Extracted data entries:
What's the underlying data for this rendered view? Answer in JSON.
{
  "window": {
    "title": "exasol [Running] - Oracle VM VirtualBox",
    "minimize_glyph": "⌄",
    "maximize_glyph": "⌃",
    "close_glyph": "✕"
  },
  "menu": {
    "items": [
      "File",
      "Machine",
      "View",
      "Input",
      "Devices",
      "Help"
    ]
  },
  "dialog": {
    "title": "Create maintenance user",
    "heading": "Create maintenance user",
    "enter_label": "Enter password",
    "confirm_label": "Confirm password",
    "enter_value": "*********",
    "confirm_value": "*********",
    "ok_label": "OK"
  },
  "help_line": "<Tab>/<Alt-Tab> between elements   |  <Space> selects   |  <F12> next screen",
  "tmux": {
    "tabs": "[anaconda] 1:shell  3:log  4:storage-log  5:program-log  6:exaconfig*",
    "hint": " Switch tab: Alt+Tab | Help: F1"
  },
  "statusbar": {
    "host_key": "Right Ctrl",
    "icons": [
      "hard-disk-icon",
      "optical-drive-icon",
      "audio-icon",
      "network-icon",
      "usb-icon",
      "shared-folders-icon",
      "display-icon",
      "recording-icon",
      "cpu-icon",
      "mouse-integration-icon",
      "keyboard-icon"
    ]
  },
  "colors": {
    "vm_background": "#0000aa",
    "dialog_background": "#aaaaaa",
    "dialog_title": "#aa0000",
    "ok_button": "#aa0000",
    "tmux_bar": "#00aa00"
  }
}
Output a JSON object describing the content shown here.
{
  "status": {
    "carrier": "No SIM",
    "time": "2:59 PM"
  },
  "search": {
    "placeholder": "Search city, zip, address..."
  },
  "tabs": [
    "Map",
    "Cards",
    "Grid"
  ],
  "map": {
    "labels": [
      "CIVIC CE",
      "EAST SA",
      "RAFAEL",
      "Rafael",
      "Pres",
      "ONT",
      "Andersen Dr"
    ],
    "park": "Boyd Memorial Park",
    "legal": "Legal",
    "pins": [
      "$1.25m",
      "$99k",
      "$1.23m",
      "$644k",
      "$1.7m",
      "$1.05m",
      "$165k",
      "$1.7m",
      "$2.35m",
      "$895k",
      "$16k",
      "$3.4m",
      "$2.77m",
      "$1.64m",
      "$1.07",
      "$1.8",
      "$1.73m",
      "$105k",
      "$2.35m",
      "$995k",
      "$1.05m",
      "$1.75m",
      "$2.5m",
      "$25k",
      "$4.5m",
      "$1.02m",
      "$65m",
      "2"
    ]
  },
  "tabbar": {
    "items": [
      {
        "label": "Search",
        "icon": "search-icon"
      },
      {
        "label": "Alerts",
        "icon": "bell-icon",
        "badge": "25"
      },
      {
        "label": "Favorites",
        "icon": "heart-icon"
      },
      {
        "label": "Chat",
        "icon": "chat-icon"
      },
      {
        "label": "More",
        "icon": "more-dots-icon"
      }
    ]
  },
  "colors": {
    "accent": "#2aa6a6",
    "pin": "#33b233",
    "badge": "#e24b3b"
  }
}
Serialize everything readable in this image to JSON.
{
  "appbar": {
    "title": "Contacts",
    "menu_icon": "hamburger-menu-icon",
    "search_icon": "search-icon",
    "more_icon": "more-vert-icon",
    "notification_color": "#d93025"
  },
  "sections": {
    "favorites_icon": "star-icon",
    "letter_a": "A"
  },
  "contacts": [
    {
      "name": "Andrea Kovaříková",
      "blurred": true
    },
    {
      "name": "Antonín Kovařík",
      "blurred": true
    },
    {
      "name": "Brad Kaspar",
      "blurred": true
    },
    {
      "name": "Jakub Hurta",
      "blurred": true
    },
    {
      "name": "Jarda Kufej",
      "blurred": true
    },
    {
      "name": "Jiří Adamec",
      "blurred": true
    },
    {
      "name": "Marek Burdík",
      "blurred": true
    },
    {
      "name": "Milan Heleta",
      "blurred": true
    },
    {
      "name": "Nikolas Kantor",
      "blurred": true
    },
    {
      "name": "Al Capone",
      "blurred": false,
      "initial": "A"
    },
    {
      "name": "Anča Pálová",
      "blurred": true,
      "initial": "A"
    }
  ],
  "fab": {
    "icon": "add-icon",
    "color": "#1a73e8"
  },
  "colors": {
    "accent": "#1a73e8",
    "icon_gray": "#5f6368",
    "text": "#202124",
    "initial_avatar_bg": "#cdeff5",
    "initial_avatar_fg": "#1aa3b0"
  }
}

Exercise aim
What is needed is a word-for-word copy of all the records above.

The answer
What's the underlying data for this rendered view? Answer in JSON.
{
  "window": {
    "title": "exasol [Running] - Oracle VM VirtualBox",
    "minimize_glyph": "⌄",
    "maximize_glyph": "⌃",
    "close_glyph": "✕"
  },
  "menu": {
    "items": [
      "File",
      "Machine",
      "View",
      "Input",
      "Devices",
      "Help"
    ]
  },
  "dialog": {
    "title": "Create maintenance user",
    "heading": "Create maintenance user",
    "enter_label": "Enter password",
    "confirm_label": "Confirm password",
    "enter_value": "*********",
    "confirm_value": "*********",
    "ok_label": "OK"
  },
  "help_line": "<Tab>/<Alt-Tab> between elements   |  <Space> selects   |  <F12> next screen",
  "tmux": {
    "tabs": "[anaconda] 1:shell  3:log  4:storage-log  5:program-log  6:exaconfig*",
    "hint": " Switch tab: Alt+Tab | Help: F1"
  },
  "statusbar": {
    "host_key": "Right Ctrl",
    "icons": [
      "hard-disk-icon",
      "optical-drive-icon",
      "audio-icon",
      "network-icon",
      "usb-icon",
      "shared-folders-icon",
      "display-icon",
      "recording-icon",
      "cpu-icon",
      "mouse-integration-icon",
      "keyboard-icon"
    ]
  },
  "colors": {
    "vm_background": "#0000aa",
    "dialog_background": "#aaaaaa",
    "dialog_title": "#aa0000",
    "ok_button": "#aa0000",
    "tmux_bar": "#00aa00"
  }
}
Output a JSON object describing the content shown here.
{
  "status": {
    "carrier": "No SIM",
    "time": "2:59 PM"
  },
  "search": {
    "placeholder": "Search city, zip, address..."
  },
  "tabs": [
    "Map",
    "Cards",
    "Grid"
  ],
  "map": {
    "labels": [
      "CIVIC CE",
      "EAST SA",
      "RAFAEL",
      "Rafael",
      "Pres",
      "ONT",
      "Andersen Dr"
    ],
    "park": "Boyd Memorial Park",
    "legal": "Legal",
    "pins": [
      "$1.25m",
      "$99k",
      "$1.23m",
      "$644k",
      "$1.7m",
      "$1.05m",
      "$165k",
      "$1.7m",
      "$2.35m",
      "$895k",
      "$16k",
      "$3.4m",
      "$2.77m",
      "$1.64m",
      "$1.07",
      "$1.8",
      "$1.73m",
      "$105k",
      "$2.35m",
      "$995k",
      "$1.05m",
      "$1.75m",
      "$2.5m",
      "$25k",
      "$4.5m",
      "$1.02m",
      "$65m",
      "2"
    ]
  },
  "tabbar": {
    "items": [
      {
        "label": "Search",
        "icon": "search-icon"
      },
      {
        "label": "Alerts",
        "icon": "bell-icon",
        "badge": "25"
      },
      {
        "label": "Favorites",
        "icon": "heart-icon"
      },
      {
        "label": "Chat",
        "icon": "chat-icon"
      },
      {
        "label": "More",
        "icon": "more-dots-icon"
      }
    ]
  },
  "colors": {
    "accent": "#2aa6a6",
    "pin": "#33b233",
    "badge": "#e24b3b"
  }
}
Serialize everything readable in this image to JSON.
{
  "appbar": {
    "title": "Contacts",
    "menu_icon": "hamburger-menu-icon",
    "search_icon": "search-icon",
    "more_icon": "more-vert-icon",
    "notification_color": "#d93025"
  },
  "sections": {
    "favorites_icon": "star-icon",
    "letter_a": "A"
  },
  "contacts": [
    {
      "name": "Andrea Kovaříková",
      "blurred": true
    },
    {
      "name": "Antonín Kovařík",
      "blurred": true
    },
    {
      "name": "Brad Kaspar",
      "blurred": true
    },
    {
      "name": "Jakub Hurta",
      "blurred": true
    },
    {
      "name": "Jarda Kufej",
      "blurred": true
    },
    {
      "name": "Jiří Adamec",
      "blurred": true
    },
    {
      "name": "Marek Burdík",
      "blurred": true
    },
    {
      "name": "Milan Heleta",
      "blurred": true
    },
    {
      "name": "Nikolas Kantor",
      "blurred": true
    },
    {
      "name": "Al Capone",
      "blurred": false,
      "initial": "A"
    },
    {
      "name": "Anča Pálová",
      "blurred": true,
      "initial": "A"
    }
  ],
  "fab": {
    "icon": "add-icon",
    "color": "#1a73e8"
  },
  "colors": {
    "accent": "#1a73e8",
    "icon_gray": "#5f6368",
    "text": "#202124",
    "initial_avatar_bg": "#cdeff5",
    "initial_avatar_fg": "#1aa3b0"
  }
}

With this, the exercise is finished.